*** WORKING DATA ***

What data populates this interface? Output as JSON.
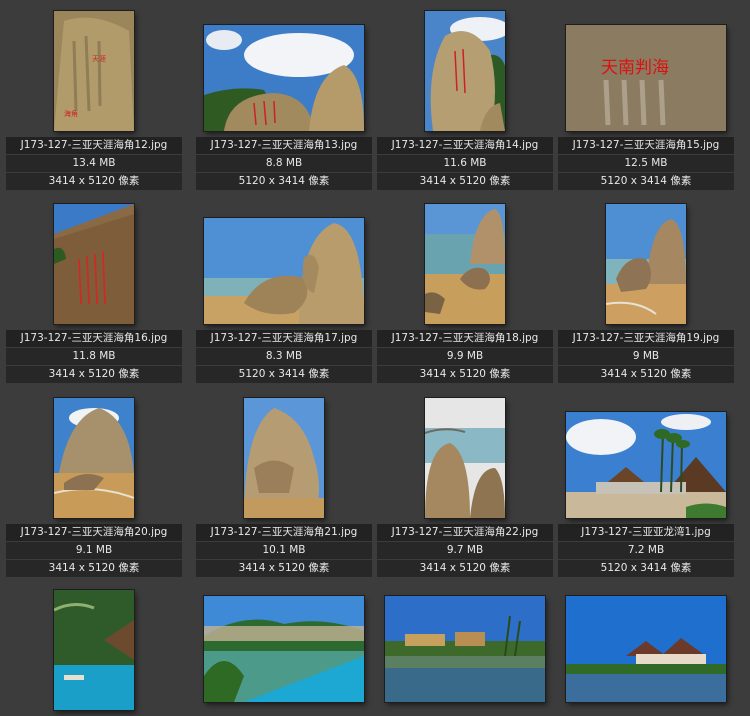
{
  "photos": [
    {
      "name": "J173-127-三亚天涯海角12.jpg",
      "size": "13.4 MB",
      "dims": "3414 x 5120 像素"
    },
    {
      "name": "J173-127-三亚天涯海角13.jpg",
      "size": "8.8 MB",
      "dims": "5120 x 3414 像素"
    },
    {
      "name": "J173-127-三亚天涯海角14.jpg",
      "size": "11.6 MB",
      "dims": "3414 x 5120 像素"
    },
    {
      "name": "J173-127-三亚天涯海角15.jpg",
      "size": "12.5 MB",
      "dims": "5120 x 3414 像素"
    },
    {
      "name": "J173-127-三亚天涯海角16.jpg",
      "size": "11.8 MB",
      "dims": "3414 x 5120 像素"
    },
    {
      "name": "J173-127-三亚天涯海角17.jpg",
      "size": "8.3 MB",
      "dims": "5120 x 3414 像素"
    },
    {
      "name": "J173-127-三亚天涯海角18.jpg",
      "size": "9.9 MB",
      "dims": "3414 x 5120 像素"
    },
    {
      "name": "J173-127-三亚天涯海角19.jpg",
      "size": "9 MB",
      "dims": "3414 x 5120 像素"
    },
    {
      "name": "J173-127-三亚天涯海角20.jpg",
      "size": "9.1 MB",
      "dims": "3414 x 5120 像素"
    },
    {
      "name": "J173-127-三亚天涯海角21.jpg",
      "size": "10.1 MB",
      "dims": "3414 x 5120 像素"
    },
    {
      "name": "J173-127-三亚天涯海角22.jpg",
      "size": "9.7 MB",
      "dims": "3414 x 5120 像素"
    },
    {
      "name": "J173-127-三亚亚龙湾1.jpg",
      "size": "7.2 MB",
      "dims": "5120 x 3414 像素"
    }
  ],
  "bottom_row_thumbs": [
    "resort-pool-portrait",
    "resort-pool-landscape",
    "resort-lake-landscape",
    "resort-villa-landscape"
  ],
  "rock_inscriptions": {
    "tianya": "天涯",
    "haijiao": "海角",
    "nantian": "天南判海"
  }
}
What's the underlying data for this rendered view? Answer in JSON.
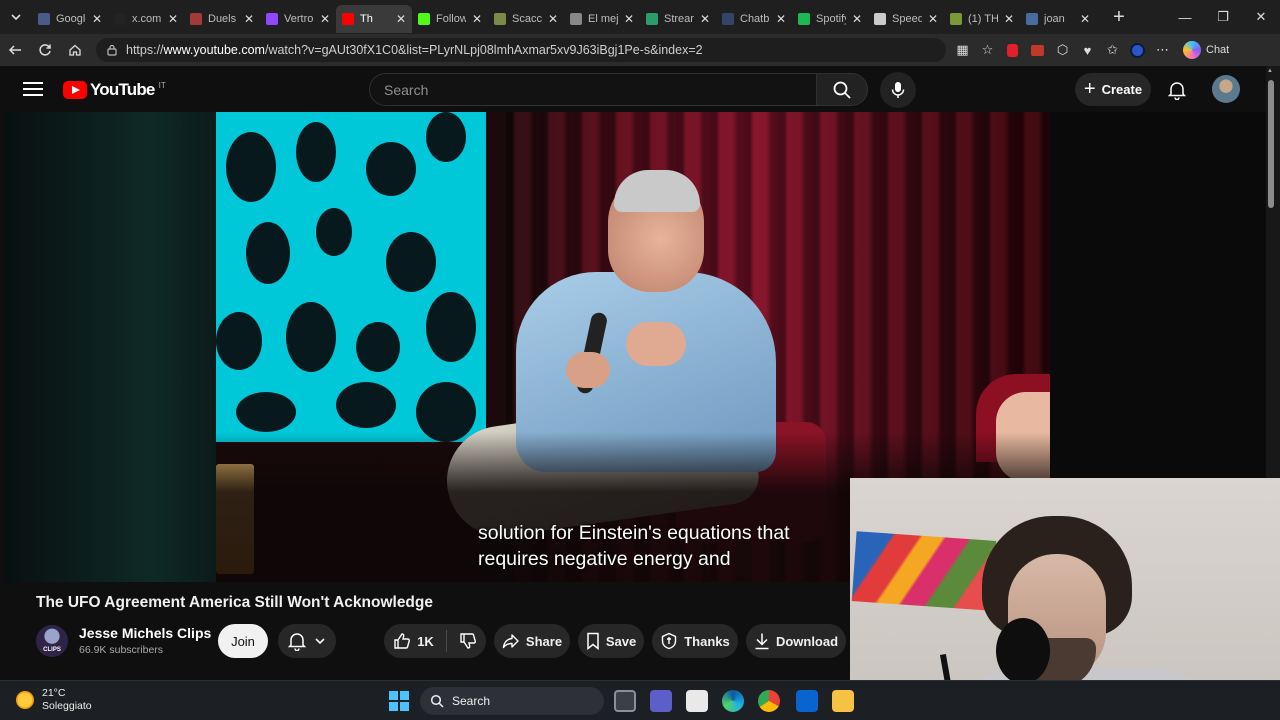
{
  "browser": {
    "tabs": [
      {
        "label": "Google",
        "color": "#4a5a8a"
      },
      {
        "label": "x.com",
        "color": "#222222"
      },
      {
        "label": "Duels",
        "color": "#a33a3a"
      },
      {
        "label": "Vertro",
        "color": "#9146ff"
      },
      {
        "label": "Th",
        "color": "#ff0000",
        "active": true
      },
      {
        "label": "Follow",
        "color": "#53fc18"
      },
      {
        "label": "Scacc",
        "color": "#7a8a4a"
      },
      {
        "label": "El mej",
        "color": "#888888"
      },
      {
        "label": "Strean",
        "color": "#2a9d6a"
      },
      {
        "label": "Chatb",
        "color": "#334466"
      },
      {
        "label": "Spotify",
        "color": "#1db954"
      },
      {
        "label": "Speed",
        "color": "#cccccc"
      },
      {
        "label": "(1) TH",
        "color": "#7a9a3a"
      },
      {
        "label": "joan",
        "color": "#4a6aa0"
      }
    ],
    "url_prefix": "https://",
    "url_host": "www.youtube.com",
    "url_rest": "/watch?v=gAUt30fX1C0&list=PLyrNLpj08lmhAxmar5xv9J63iBgj1Pe-s&index=2",
    "chat_label": "Chat"
  },
  "youtube": {
    "logo_text": "YouTube",
    "country_code": "IT",
    "search_placeholder": "Search",
    "create_label": "Create"
  },
  "video": {
    "caption_line1": "solution for Einstein's equations that",
    "caption_line2": "requires negative energy and",
    "title": "The UFO Agreement America Still Won't Acknowledge"
  },
  "channel": {
    "name": "Jesse Michels Clips",
    "subscribers": "66.9K subscribers",
    "avatar_text": "CLIPS",
    "join_label": "Join"
  },
  "actions": {
    "likes": "1K",
    "share": "Share",
    "save": "Save",
    "thanks": "Thanks",
    "download": "Download"
  },
  "taskbar": {
    "temperature": "21°C",
    "condition": "Soleggiato",
    "search_label": "Search"
  },
  "colors": {
    "yt_red": "#ff0000",
    "background": "#0f0f0f",
    "button_bg": "#272727"
  }
}
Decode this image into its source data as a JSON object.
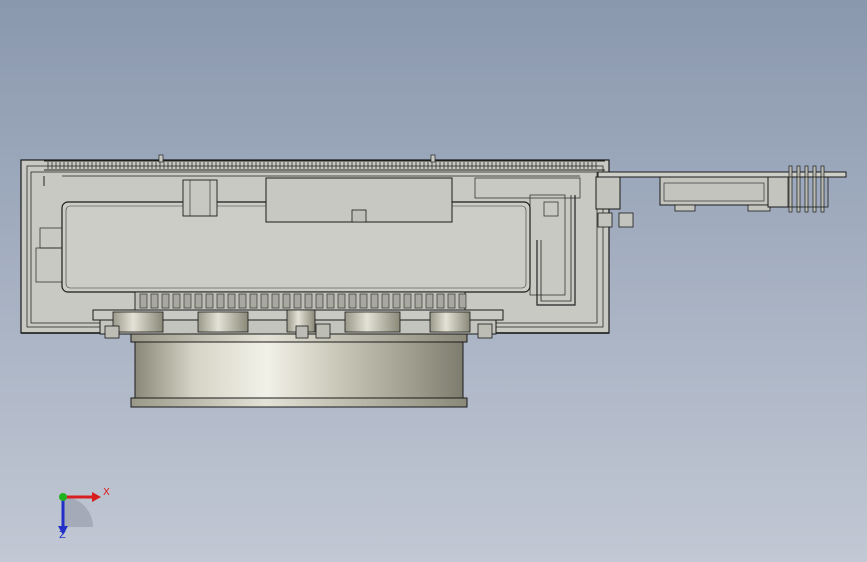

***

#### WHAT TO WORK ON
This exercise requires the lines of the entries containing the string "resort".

#### YOUR RESPONSE
    "resort-pool-portrait",
    "resort-pool-landscape",
    "resort-lake-landscape",
    "resort-villa-landscape"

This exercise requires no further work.